Every week or so, we'll be asking one of the Best Life experts for advice on diet and exercise, ways to get better rest and strategies to live a little younger.
If you have a question, send it to us!
Q: Ask Bob Greene's Team: I only have 30 minutes to work out. How should I use them?
We asked Michelle Kennedy, MS, Best Life fitness expert, to give us four examples of 30-minute workouts:
*A CrossFit-type workout: This routine on the Best Life blog, modeled after CrossFit, involves doing a series of intense exercises, like mountain climbers and squats, as fast as you can in a fixed amount of time.
*Half-and-half: 15 minutes of steady-state cardio like running or bicycling, and 15 minutes of strength training exercises that include Bob Greene's Basic Eight moves.
*High-intensity intervals: In short cardio workouts like these, you alternate sprints and recovery for short periods of time.
*Long sprints: Warm up for five minutes, then run, bike, swim or Rollerblade at top speed for 20 minutes, and cool down for another five.
Can you guess what Kennedy recommends as the best workout for those who are pressed for time?
"If anything happens, we're all going to stay right here with you." Jackie Kennedy's newly released recordings reveal the depths of her devotion to her family on the brink of nuclear war (and moments of unexpected humor too!)
Every week, we'll be letting you know about new releases the editors at O and Oprah.com couldn't stop reading. On sale today, the quiet, piercing novel...
By Leah Hager Cohen
The premise: Successful, smart, golden mom Ricky Ryrie gives birth to a baby who, due to a neurological condition, lives for only 57 hours.

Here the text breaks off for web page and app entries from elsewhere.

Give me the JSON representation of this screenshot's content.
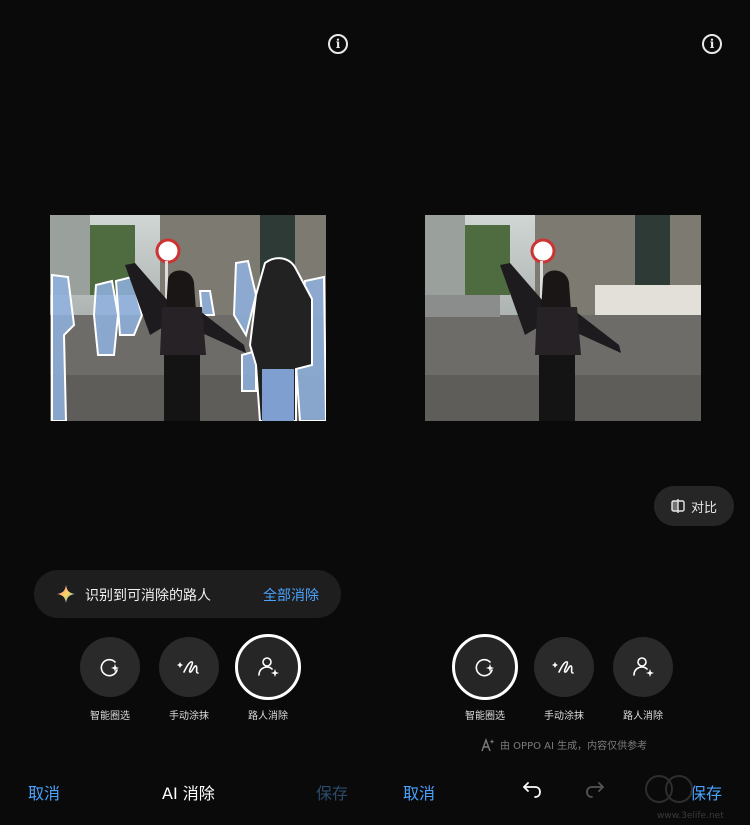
{
  "left": {
    "detect_banner": {
      "text": "识别到可消除的路人",
      "action": "全部消除"
    },
    "tools": [
      {
        "label": "智能圈选",
        "icon": "smart-lasso-icon",
        "active": false
      },
      {
        "label": "手动涂抹",
        "icon": "brush-icon",
        "active": false
      },
      {
        "label": "路人消除",
        "icon": "passerby-remove-icon",
        "active": true
      }
    ],
    "bottom": {
      "cancel": "取消",
      "title": "AI 消除",
      "save": "保存"
    }
  },
  "right": {
    "compare_label": "对比",
    "tools": [
      {
        "label": "智能圈选",
        "icon": "smart-lasso-icon",
        "active": true
      },
      {
        "label": "手动涂抹",
        "icon": "brush-icon",
        "active": false
      },
      {
        "label": "路人消除",
        "icon": "passerby-remove-icon",
        "active": false
      }
    ],
    "disclaimer": "由 OPPO AI 生成，内容仅供参考",
    "bottom": {
      "cancel": "取消",
      "save": "保存"
    }
  },
  "watermark": "www.3elife.net",
  "colors": {
    "accent": "#4aa3ff",
    "background": "#0a0a0a",
    "disabled_save": "#2c4b6c"
  }
}
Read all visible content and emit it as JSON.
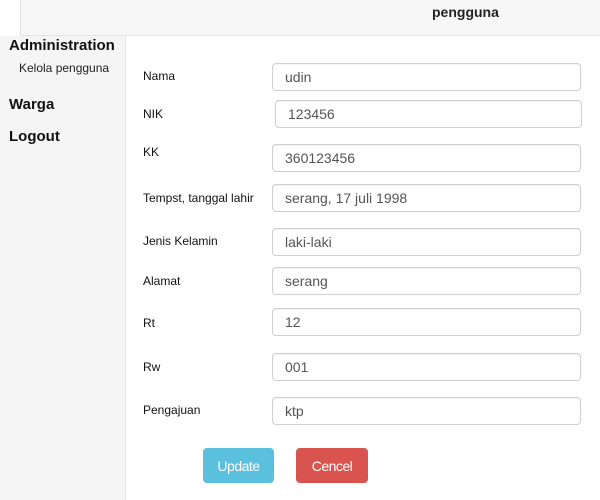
{
  "header": {
    "title": "pengguna"
  },
  "sidebar": {
    "administration": "Administration",
    "kelola_pengguna": "Kelola pengguna",
    "warga": "Warga",
    "logout": "Logout"
  },
  "form": {
    "nama": {
      "label": "Nama",
      "value": "udin"
    },
    "nik": {
      "label": "NIK",
      "value": "123456"
    },
    "kk": {
      "label": "KK",
      "value": "360123456"
    },
    "ttl": {
      "label": "Tempst, tanggal lahir",
      "value": "serang, 17 juli 1998"
    },
    "jk": {
      "label": "Jenis Kelamin",
      "value": "laki-laki"
    },
    "alamat": {
      "label": "Alamat",
      "value": "serang"
    },
    "rt": {
      "label": "Rt",
      "value": "12"
    },
    "rw": {
      "label": "Rw",
      "value": "001"
    },
    "pengajuan": {
      "label": "Pengajuan",
      "value": "ktp"
    }
  },
  "actions": {
    "update_label": "Update",
    "cancel_label": "Cencel"
  },
  "colors": {
    "update": "#5bc0de",
    "cancel": "#d9534f"
  }
}
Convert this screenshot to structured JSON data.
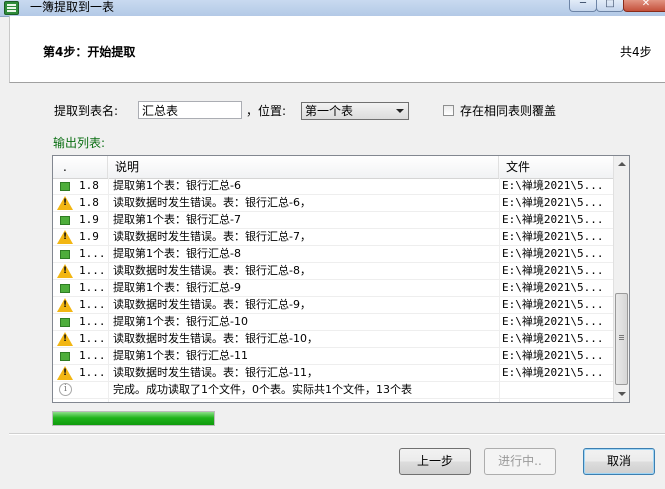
{
  "window": {
    "title": "一簿提取到一表",
    "minimize": "─",
    "maximize": "□",
    "close": "✕"
  },
  "header": {
    "step_title": "第4步：开始提取",
    "step_total": "共4步"
  },
  "form": {
    "extract_label": "提取到表名:",
    "sheet_name_value": "汇总表",
    "position_label": "，位置:",
    "position_value": "第一个表",
    "overwrite_label": "存在相同表则覆盖",
    "overwrite_checked": false,
    "output_label": "输出列表:"
  },
  "list": {
    "columns": [
      ".",
      "说明",
      "文件"
    ],
    "rows": [
      {
        "icon": "ok",
        "step": "1.8",
        "desc": "提取第1个表：银行汇总-6",
        "file": "E:\\禅境2021\\5..."
      },
      {
        "icon": "warn",
        "step": "1.8",
        "desc": "读取数据时发生错误。表：银行汇总-6，",
        "file": "E:\\禅境2021\\5..."
      },
      {
        "icon": "ok",
        "step": "1.9",
        "desc": "提取第1个表：银行汇总-7",
        "file": "E:\\禅境2021\\5..."
      },
      {
        "icon": "warn",
        "step": "1.9",
        "desc": "读取数据时发生错误。表：银行汇总-7，",
        "file": "E:\\禅境2021\\5..."
      },
      {
        "icon": "ok",
        "step": "1...",
        "desc": "提取第1个表：银行汇总-8",
        "file": "E:\\禅境2021\\5..."
      },
      {
        "icon": "warn",
        "step": "1...",
        "desc": "读取数据时发生错误。表：银行汇总-8，",
        "file": "E:\\禅境2021\\5..."
      },
      {
        "icon": "ok",
        "step": "1...",
        "desc": "提取第1个表：银行汇总-9",
        "file": "E:\\禅境2021\\5..."
      },
      {
        "icon": "warn",
        "step": "1...",
        "desc": "读取数据时发生错误。表：银行汇总-9，",
        "file": "E:\\禅境2021\\5..."
      },
      {
        "icon": "ok",
        "step": "1...",
        "desc": "提取第1个表：银行汇总-10",
        "file": "E:\\禅境2021\\5..."
      },
      {
        "icon": "warn",
        "step": "1...",
        "desc": "读取数据时发生错误。表：银行汇总-10，",
        "file": "E:\\禅境2021\\5..."
      },
      {
        "icon": "ok",
        "step": "1...",
        "desc": "提取第1个表：银行汇总-11",
        "file": "E:\\禅境2021\\5..."
      },
      {
        "icon": "warn",
        "step": "1...",
        "desc": "读取数据时发生错误。表：银行汇总-11，",
        "file": "E:\\禅境2021\\5..."
      },
      {
        "icon": "info",
        "step": "",
        "desc": "完成。成功读取了1个文件，0个表。实际共1个文件，13个表",
        "file": ""
      }
    ]
  },
  "progress": {
    "fraction": 1.0
  },
  "footer": {
    "prev_label": "上一步",
    "next_label": "进行中..",
    "cancel_label": "取消"
  },
  "colors": {
    "ok_icon": "#4eae3b",
    "warn_icon": "#f2b613",
    "progress": "#20b41c",
    "output_label": "#0a6e12"
  }
}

What kept us reading, even though we were crying: The author has a wise and thorough understanding of how families grieve—both individually and as a group. As Ricky later describes on a drive home, having witnessed a two-car wreck, "It wasn't as if accidents frightened her more now. It was that they made her feel more tired, as if by possessing a fuller understanding of the complexities of loss, she could not help experiencing more particularly the losses of others."
The side character you'll long to pick up off the page and hug: Biscuit, the young daughter of Ricky, whose confused, numinous imagination tries to make sense of what is happening to her family. A window into her mind, as she looks at the fire in the fireplace on the night the baby is born: "The false embers glowed like a tiny city half-hidden in the grate. In that city was a building, in that building was a room, there her mother lay in a bed with nurses bustling softly around it."

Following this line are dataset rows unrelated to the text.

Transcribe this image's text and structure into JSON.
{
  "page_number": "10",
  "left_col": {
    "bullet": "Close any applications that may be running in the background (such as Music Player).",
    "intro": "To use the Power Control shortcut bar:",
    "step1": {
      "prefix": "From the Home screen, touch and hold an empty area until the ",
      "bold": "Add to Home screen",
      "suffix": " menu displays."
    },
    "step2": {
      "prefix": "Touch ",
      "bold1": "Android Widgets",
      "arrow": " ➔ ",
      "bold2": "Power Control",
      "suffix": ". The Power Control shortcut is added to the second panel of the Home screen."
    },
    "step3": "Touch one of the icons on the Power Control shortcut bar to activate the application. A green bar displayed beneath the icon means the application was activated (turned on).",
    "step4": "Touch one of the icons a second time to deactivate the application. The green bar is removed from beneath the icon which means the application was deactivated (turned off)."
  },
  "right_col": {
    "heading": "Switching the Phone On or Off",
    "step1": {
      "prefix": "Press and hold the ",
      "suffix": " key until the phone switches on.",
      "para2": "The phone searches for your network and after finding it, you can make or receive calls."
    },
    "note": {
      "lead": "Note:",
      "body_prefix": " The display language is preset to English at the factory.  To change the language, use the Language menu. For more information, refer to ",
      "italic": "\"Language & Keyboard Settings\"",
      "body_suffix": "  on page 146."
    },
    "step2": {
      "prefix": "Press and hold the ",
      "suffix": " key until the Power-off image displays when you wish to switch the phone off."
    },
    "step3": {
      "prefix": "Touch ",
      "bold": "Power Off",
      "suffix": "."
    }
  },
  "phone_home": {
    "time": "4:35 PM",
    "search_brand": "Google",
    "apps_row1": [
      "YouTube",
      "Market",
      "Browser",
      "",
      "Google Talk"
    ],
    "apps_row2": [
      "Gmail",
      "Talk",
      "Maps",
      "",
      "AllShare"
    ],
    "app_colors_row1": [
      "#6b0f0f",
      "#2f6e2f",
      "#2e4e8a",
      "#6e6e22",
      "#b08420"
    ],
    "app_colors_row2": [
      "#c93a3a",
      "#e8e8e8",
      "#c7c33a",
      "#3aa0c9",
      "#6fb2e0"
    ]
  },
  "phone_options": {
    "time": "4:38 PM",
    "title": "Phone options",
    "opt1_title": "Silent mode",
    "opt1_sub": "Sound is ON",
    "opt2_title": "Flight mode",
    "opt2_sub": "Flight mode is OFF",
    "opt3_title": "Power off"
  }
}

The one chapter you absolutely must read, even if you don't buy the book and only go to the bookstore and flip through it: The prologue, pages one through four.
The message behind the novel, as written by the author in a nonfiction essay about her real-life miscarriage: "Isn't it a funny and fine thing to realize: that being whole nearly always requires not just the tending of ourselves but the tending of our bonds with others?"

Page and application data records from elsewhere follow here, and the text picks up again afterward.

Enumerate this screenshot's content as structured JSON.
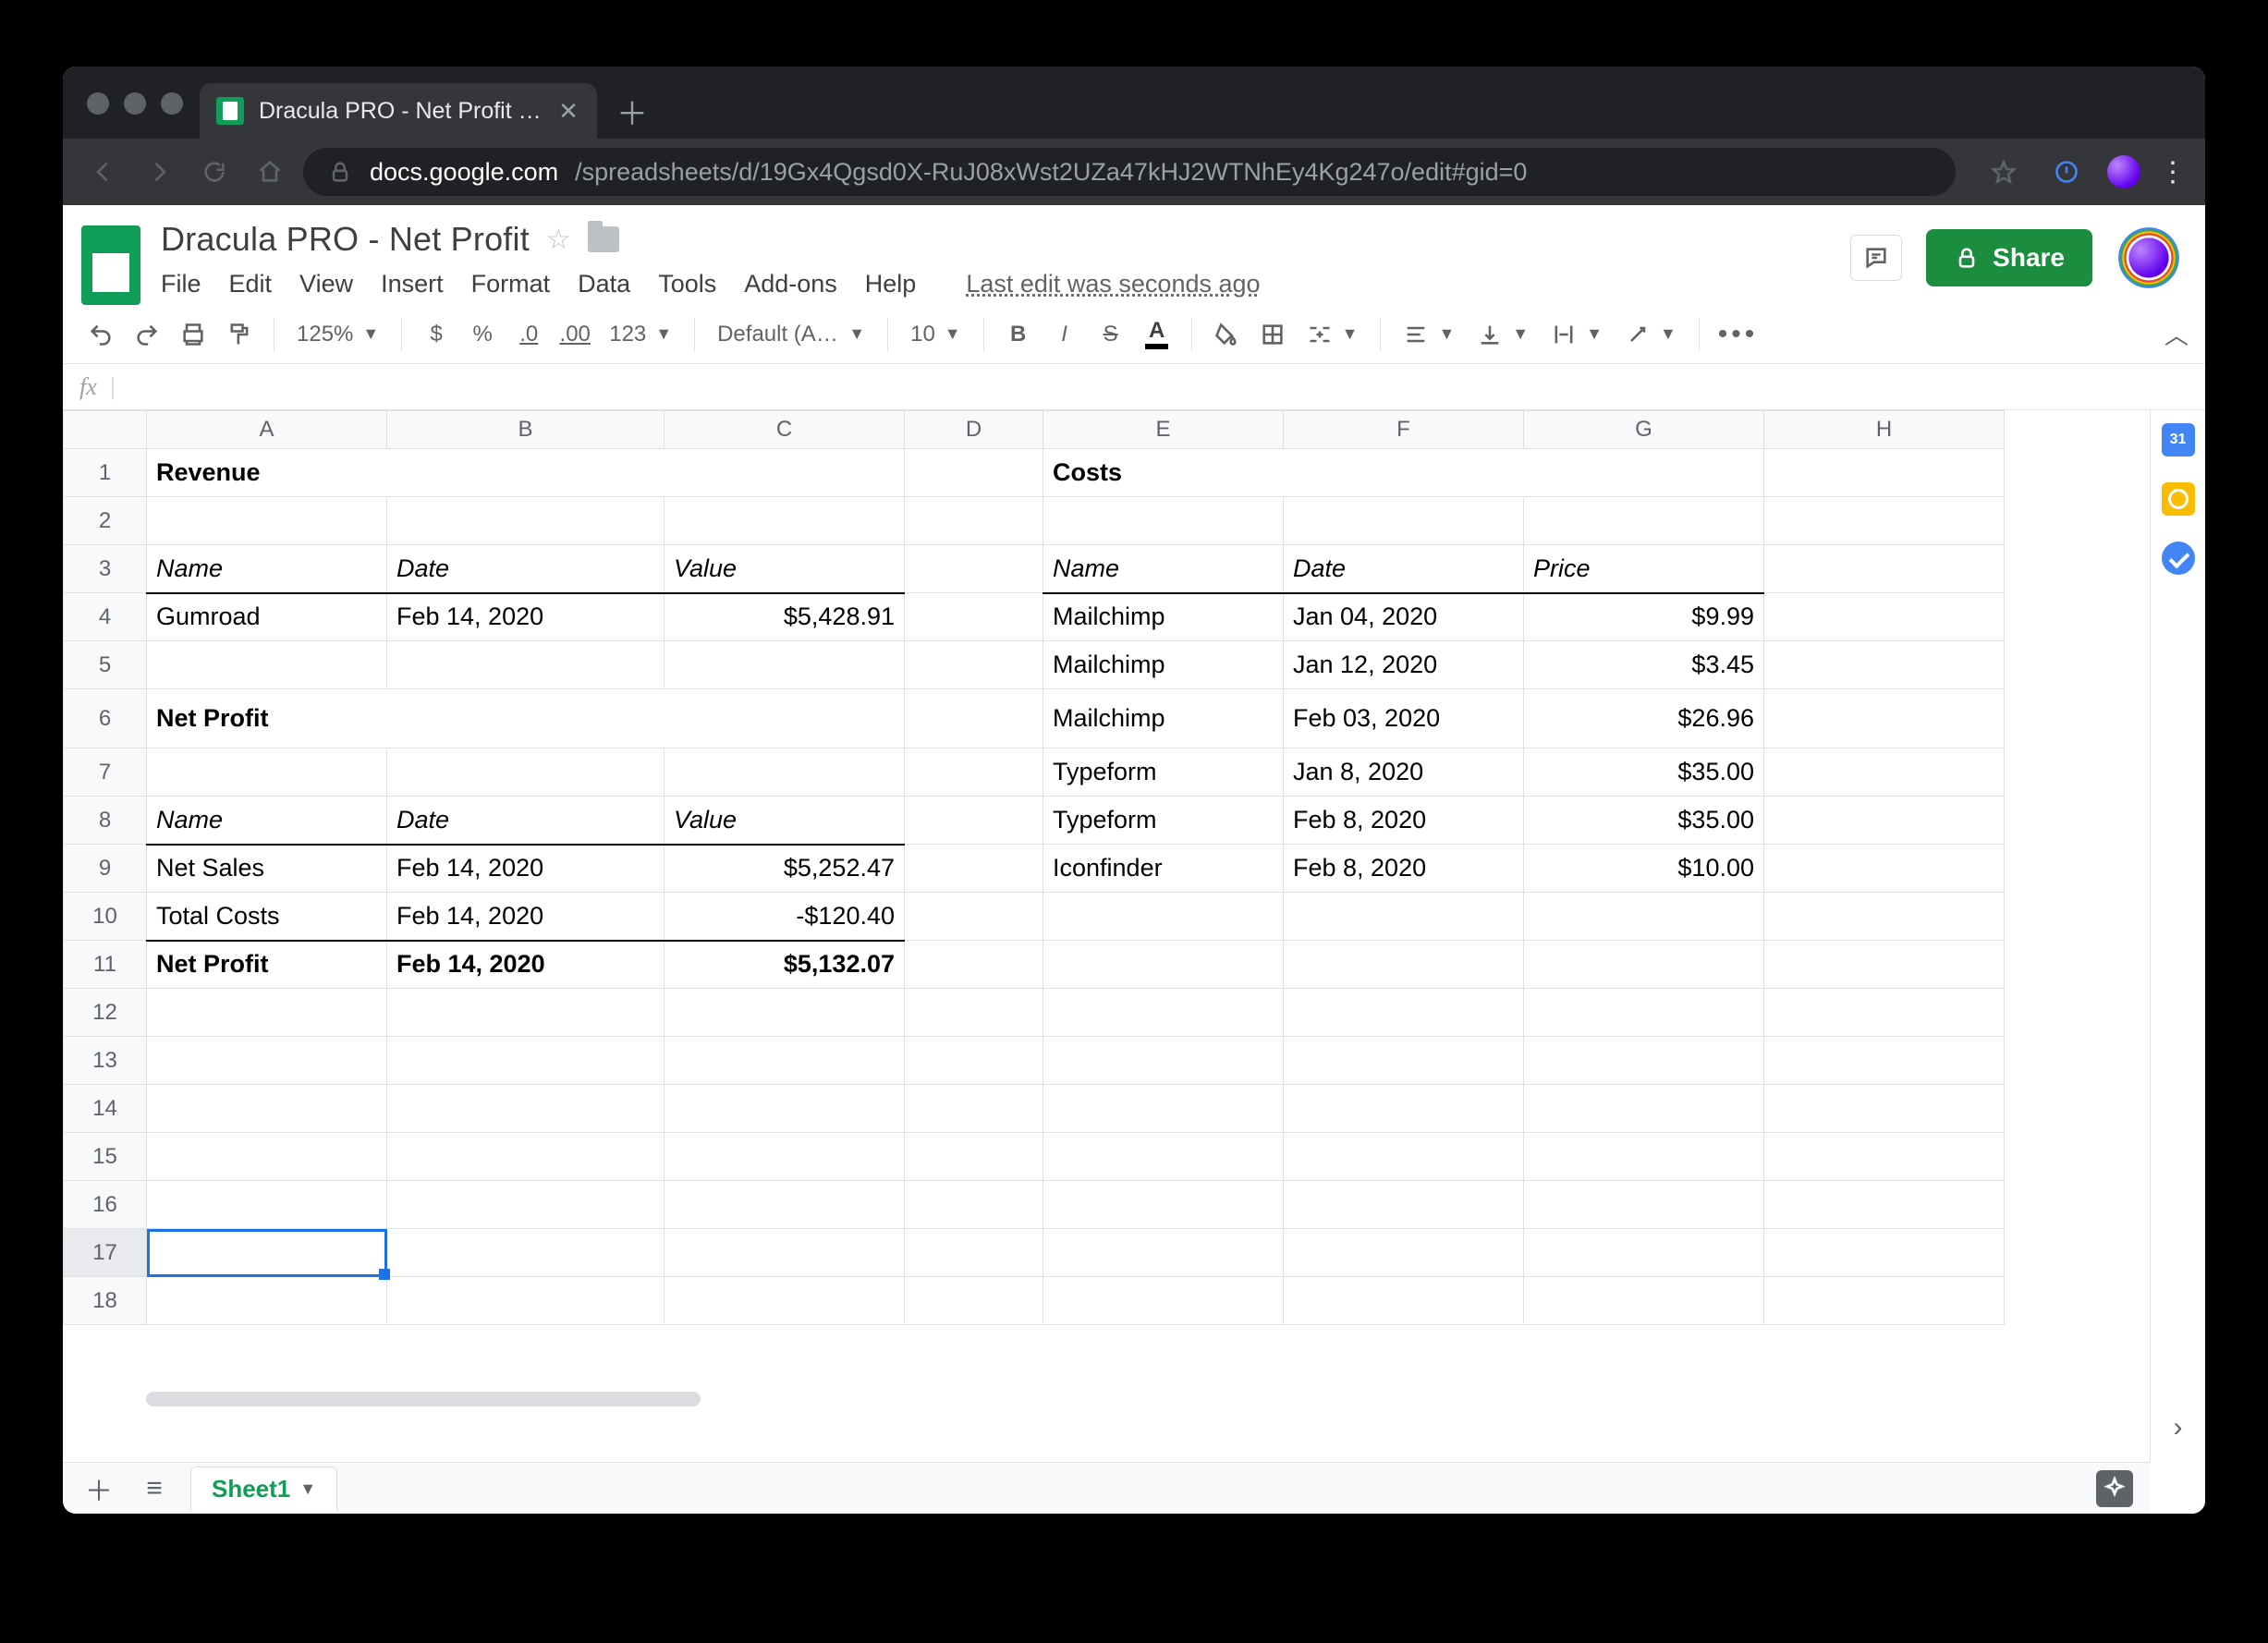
{
  "browser": {
    "tab_title": "Dracula PRO - Net Profit - Googl",
    "url_host": "docs.google.com",
    "url_path": "/spreadsheets/d/19Gx4Qgsd0X-RuJ08xWst2UZa47kHJ2WTNhEy4Kg247o/edit#gid=0"
  },
  "doc": {
    "title": "Dracula PRO - Net Profit",
    "menus": {
      "file": "File",
      "edit": "Edit",
      "view": "View",
      "insert": "Insert",
      "format": "Format",
      "data": "Data",
      "tools": "Tools",
      "addons": "Add-ons",
      "help": "Help",
      "last_edit": "Last edit was seconds ago"
    },
    "share_label": "Share"
  },
  "toolbar": {
    "zoom": "125%",
    "currency": "$",
    "percent": "%",
    "dec_minus": ".0",
    "dec_plus": ".00",
    "more_fmt": "123",
    "font": "Default (Ari...",
    "font_size": "10",
    "bold": "B",
    "italic": "I",
    "strike": "S",
    "textcolor": "A"
  },
  "fx": {
    "label": "fx",
    "value": ""
  },
  "grid": {
    "col_labels": [
      "A",
      "B",
      "C",
      "D",
      "E",
      "F",
      "G",
      "H"
    ],
    "row_labels": [
      "1",
      "2",
      "3",
      "4",
      "5",
      "6",
      "7",
      "8",
      "9",
      "10",
      "11",
      "12",
      "13",
      "14",
      "15",
      "16",
      "17",
      "18"
    ],
    "active_row": "17",
    "cells": {
      "A1": "Revenue",
      "E1": "Costs",
      "A3": "Name",
      "B3": "Date",
      "C3": "Value",
      "E3": "Name",
      "F3": "Date",
      "G3": "Price",
      "A4": "Gumroad",
      "B4": "Feb 14, 2020",
      "C4": "$5,428.91",
      "E4": "Mailchimp",
      "F4": "Jan 04, 2020",
      "G4": "$9.99",
      "E5": "Mailchimp",
      "F5": "Jan 12, 2020",
      "G5": "$3.45",
      "A6": "Net Profit",
      "E6": "Mailchimp",
      "F6": "Feb 03, 2020",
      "G6": "$26.96",
      "E7": "Typeform",
      "F7": "Jan 8, 2020",
      "G7": "$35.00",
      "A8": "Name",
      "B8": "Date",
      "C8": "Value",
      "E8": "Typeform",
      "F8": "Feb 8, 2020",
      "G8": "$35.00",
      "A9": "Net Sales",
      "B9": "Feb 14, 2020",
      "C9": "$5,252.47",
      "E9": "Iconfinder",
      "F9": "Feb 8, 2020",
      "G9": "$10.00",
      "A10": "Total Costs",
      "B10": "Feb 14, 2020",
      "C10": "-$120.40",
      "A11": "Net Profit",
      "B11": "Feb 14, 2020",
      "C11": "$5,132.07"
    }
  },
  "sheettabs": {
    "sheet1": "Sheet1"
  }
}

18 new books to read this month
The short story collection for every woman who was once a girl
Men! What are they thinking? We can't always answer that, but we'll be posting our favorite glimpses into their world in this space every Thursday.
* Want to know what he’s really thinking? This self-portrait of a single guy is simultaneously heartbreaking and heartening, not to mention funny. (The Awl)
* Swiss artist and comedian Ursus Wehrli calls his work—which involves alphabetizing the pasta in alphabet soup and disassembling pine branches and laying each needle out individually—"advanced tidying up." We call it awesome. (Krulwich Wonders)
* “I had what I think we literary types call an epiphany. My father was a fan.”—Novelist John Warner's moving essay about his father is worth reading if you have ever lost a parent or had a hard time grieving. (The Millions)